**EXERCISE DIRECTIONS**
Each record below needs to be copied out exactly as it stands.

**DATA**
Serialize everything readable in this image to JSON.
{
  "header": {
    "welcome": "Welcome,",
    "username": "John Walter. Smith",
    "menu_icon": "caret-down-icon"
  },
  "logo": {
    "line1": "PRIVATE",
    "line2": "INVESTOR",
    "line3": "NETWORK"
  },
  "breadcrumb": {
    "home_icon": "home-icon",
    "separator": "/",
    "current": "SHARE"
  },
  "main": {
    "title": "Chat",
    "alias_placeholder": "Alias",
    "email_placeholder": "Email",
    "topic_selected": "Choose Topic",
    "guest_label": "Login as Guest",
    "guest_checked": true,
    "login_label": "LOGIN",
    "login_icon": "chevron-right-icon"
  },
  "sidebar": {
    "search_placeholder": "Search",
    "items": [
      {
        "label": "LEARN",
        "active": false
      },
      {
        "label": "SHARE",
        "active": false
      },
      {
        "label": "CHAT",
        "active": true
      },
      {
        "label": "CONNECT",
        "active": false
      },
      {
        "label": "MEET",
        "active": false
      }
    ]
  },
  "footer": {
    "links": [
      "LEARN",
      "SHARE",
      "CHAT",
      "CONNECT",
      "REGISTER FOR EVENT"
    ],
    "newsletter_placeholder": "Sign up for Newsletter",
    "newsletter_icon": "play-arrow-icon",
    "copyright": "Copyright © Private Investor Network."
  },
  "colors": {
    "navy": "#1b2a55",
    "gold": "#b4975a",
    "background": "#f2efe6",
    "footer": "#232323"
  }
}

**SOLUTION FOR THIS PROBLEM**
Serialize everything readable in this image to JSON.
{
  "header": {
    "welcome": "Welcome,",
    "username": "John Walter. Smith",
    "menu_icon": "caret-down-icon"
  },
  "logo": {
    "line1": "PRIVATE",
    "line2": "INVESTOR",
    "line3": "NETWORK"
  },
  "breadcrumb": {
    "home_icon": "home-icon",
    "separator": "/",
    "current": "SHARE"
  },
  "main": {
    "title": "Chat",
    "alias_placeholder": "Alias",
    "email_placeholder": "Email",
    "topic_selected": "Choose Topic",
    "guest_label": "Login as Guest",
    "guest_checked": true,
    "login_label": "LOGIN",
    "login_icon": "chevron-right-icon"
  },
  "sidebar": {
    "search_placeholder": "Search",
    "items": [
      {
        "label": "LEARN",
        "active": false
      },
      {
        "label": "SHARE",
        "active": false
      },
      {
        "label": "CHAT",
        "active": true
      },
      {
        "label": "CONNECT",
        "active": false
      },
      {
        "label": "MEET",
        "active": false
      }
    ]
  },
  "footer": {
    "links": [
      "LEARN",
      "SHARE",
      "CHAT",
      "CONNECT",
      "REGISTER FOR EVENT"
    ],
    "newsletter_placeholder": "Sign up for Newsletter",
    "newsletter_icon": "play-arrow-icon",
    "copyright": "Copyright © Private Investor Network."
  },
  "colors": {
    "navy": "#1b2a55",
    "gold": "#b4975a",
    "background": "#f2efe6",
    "footer": "#232323"
  }
}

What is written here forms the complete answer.